Postoperative care. It is recommended to use antibiotics, anti-inflammatory drugs, analgesics and a gentle massage of the site to facilitate even distribution of fat. Adits are covered with dressings (usually in the first day) or left open to heal. Follow-up clinical checkups are necessary.

Discussion: Fat grafting has many advantages: it is simple, well-tolerated by patients, and may be performed in the outpatient surgical unit. A minor drawback is a downtime period of about 3 days caused by tissue swelling. Typically, injection of marketed fillers provide a more comfortable procedure followed by less intense and shorter-lasting swelling. Thus, before deciding on a fat transfer, a patient must be warned about the potential adverse events.

The shortcoming of the procedure is the inability to predict its effectiveness. There is a significant disparity in  the degree of healing and survival rate of fat grafts in patients. According to many authors, beneficial effect lasts on average for about a year, which in terms of durability equals the marketed absorbable fillers, mainly the commonly used preparations of hyaluronic acid and collagen (Fredricks).

Today, fat grafts are preferred for sites where a larger amount of filler is required, such as deep nasolabial folds also with coexisting cheek atrophy, deep wrinkles in the glabella region or dorsal hands. The possibility of using fairly larger amount of fat compared to the conventionally used fillers (also in terms of their high price) speaks in favour of fat grafts. However, there are some cases and some areas of the body where dermal fillers are still the material of choice (e.g. in mouth area or in patients who cannot accept a downtime period).

Fat transfer is a very safe procedure. The adverse events and complications are rare and usually minor. These include bruising, swelling and infection.

Currently there is an upward trend towards using non-absorbable injectable fillers. In our clinic, however, we take a cautious approach to such fillers and use them only exceptionally. Firstly, we believe that despite the most precise technique it is not always possible to achieve a perfect distribution of the filler. Therefore, permanent fillers may cause permanent problems.

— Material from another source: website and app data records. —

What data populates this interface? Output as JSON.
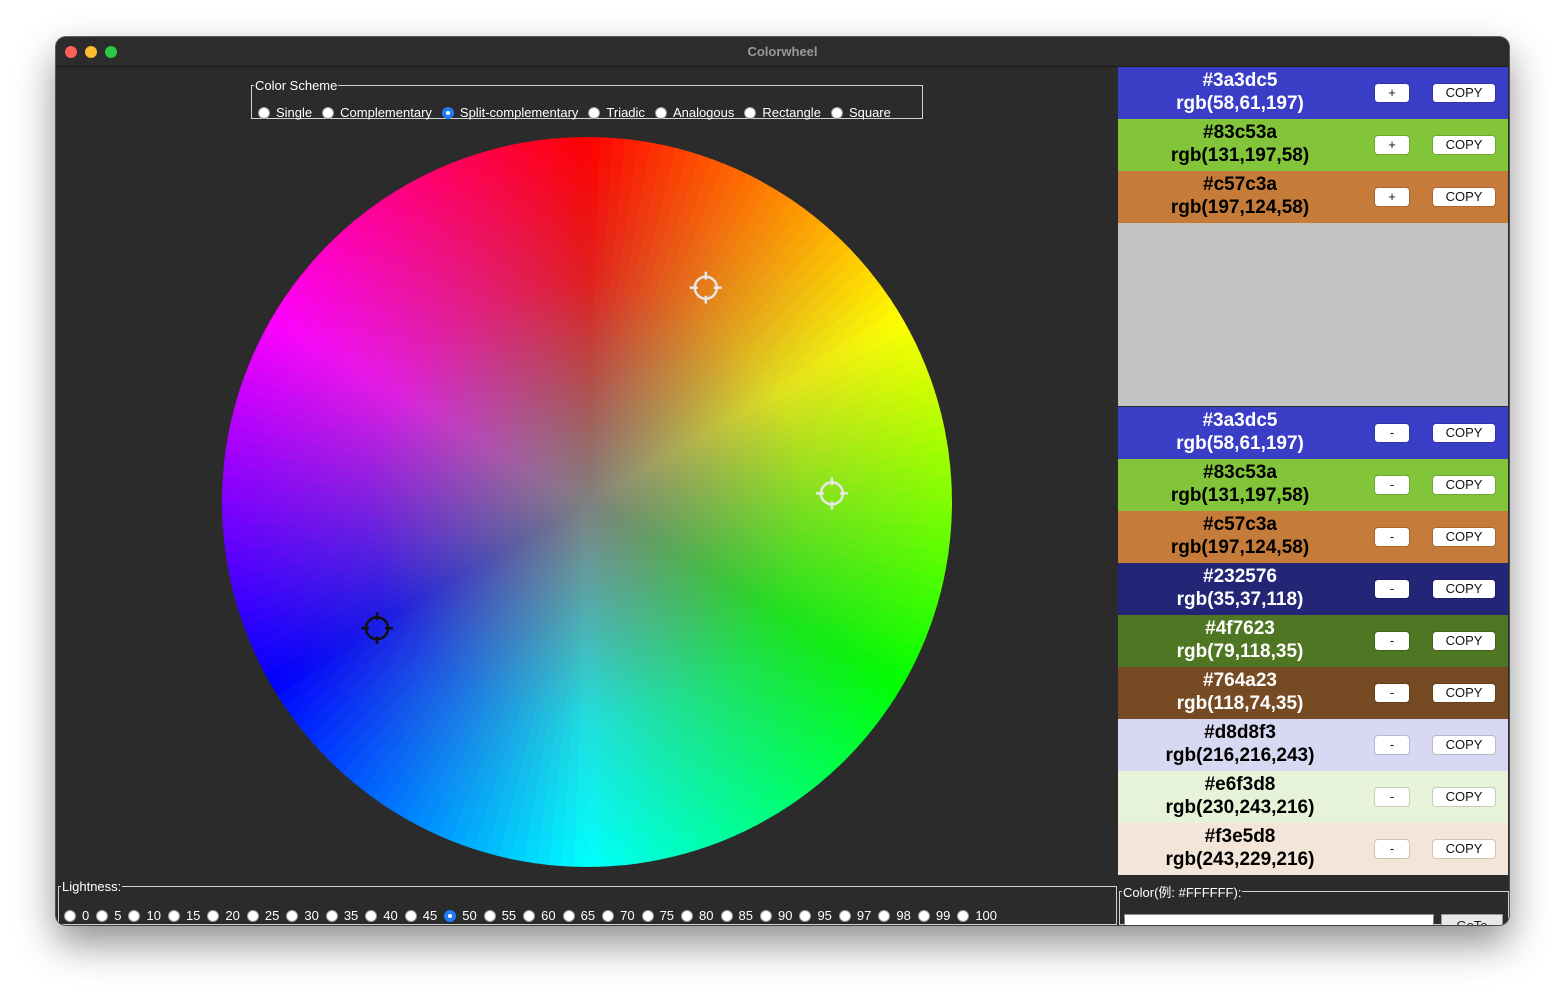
{
  "window": {
    "title": "Colorwheel"
  },
  "scheme": {
    "legend": "Color Scheme",
    "options": [
      "Single",
      "Complementary",
      "Split-complementary",
      "Triadic",
      "Analogous",
      "Rectangle",
      "Square"
    ],
    "selected": "Split-complementary"
  },
  "lightness": {
    "legend": "Lightness:",
    "options": [
      "0",
      "5",
      "10",
      "15",
      "20",
      "25",
      "30",
      "35",
      "40",
      "45",
      "50",
      "55",
      "60",
      "65",
      "70",
      "75",
      "80",
      "85",
      "90",
      "95",
      "97",
      "98",
      "99",
      "100"
    ],
    "selected": "50"
  },
  "selected_colors": [
    {
      "hex": "#3a3dc5",
      "rgb": "rgb(58,61,197)",
      "bg": "#3a3dc5",
      "text_color": "#ffffff",
      "button": "+",
      "copy": "COPY"
    },
    {
      "hex": "#83c53a",
      "rgb": "rgb(131,197,58)",
      "bg": "#83c53a",
      "text_color": "#000000",
      "button": "+",
      "copy": "COPY"
    },
    {
      "hex": "#c57c3a",
      "rgb": "rgb(197,124,58)",
      "bg": "#c57c3a",
      "text_color": "#000000",
      "button": "+",
      "copy": "COPY"
    }
  ],
  "palette": [
    {
      "hex": "#3a3dc5",
      "rgb": "rgb(58,61,197)",
      "bg": "#3a3dc5",
      "text_color": "#ffffff",
      "button": "-",
      "copy": "COPY"
    },
    {
      "hex": "#83c53a",
      "rgb": "rgb(131,197,58)",
      "bg": "#83c53a",
      "text_color": "#000000",
      "button": "-",
      "copy": "COPY"
    },
    {
      "hex": "#c57c3a",
      "rgb": "rgb(197,124,58)",
      "bg": "#c57c3a",
      "text_color": "#000000",
      "button": "-",
      "copy": "COPY"
    },
    {
      "hex": "#232576",
      "rgb": "rgb(35,37,118)",
      "bg": "#232576",
      "text_color": "#ffffff",
      "button": "-",
      "copy": "COPY"
    },
    {
      "hex": "#4f7623",
      "rgb": "rgb(79,118,35)",
      "bg": "#4f7623",
      "text_color": "#ffffff",
      "button": "-",
      "copy": "COPY"
    },
    {
      "hex": "#764a23",
      "rgb": "rgb(118,74,35)",
      "bg": "#764a23",
      "text_color": "#ffffff",
      "button": "-",
      "copy": "COPY"
    },
    {
      "hex": "#d8d8f3",
      "rgb": "rgb(216,216,243)",
      "bg": "#d8d8f3",
      "text_color": "#000000",
      "button": "-",
      "copy": "COPY"
    },
    {
      "hex": "#e6f3d8",
      "rgb": "rgb(230,243,216)",
      "bg": "#e6f3d8",
      "text_color": "#000000",
      "button": "-",
      "copy": "COPY"
    },
    {
      "hex": "#f3e5d8",
      "rgb": "rgb(243,229,216)",
      "bg": "#f3e5d8",
      "text_color": "#000000",
      "button": "-",
      "copy": "COPY"
    }
  ],
  "color_input": {
    "legend": "Color(例: #FFFFFF):",
    "value": "",
    "goto_label": "GoTo"
  },
  "wheel": {
    "markers": [
      {
        "name": "marker-blue",
        "hue_deg": 239,
        "style": "dark"
      },
      {
        "name": "marker-orange",
        "hue_deg": 29,
        "style": "light"
      },
      {
        "name": "marker-green",
        "hue_deg": 88,
        "style": "light"
      }
    ]
  }
}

Secondly, the skin is getting thinner with time and thus, an unaesthetic display of permanent implants placed under the skin may occur. This phenomenon is referred to as a snow-melting-effect. When snow gradually melts, the thick, even surface gets thinner, revealing the rocks underneath and that’s how your skin with permanent fillers may look like in time.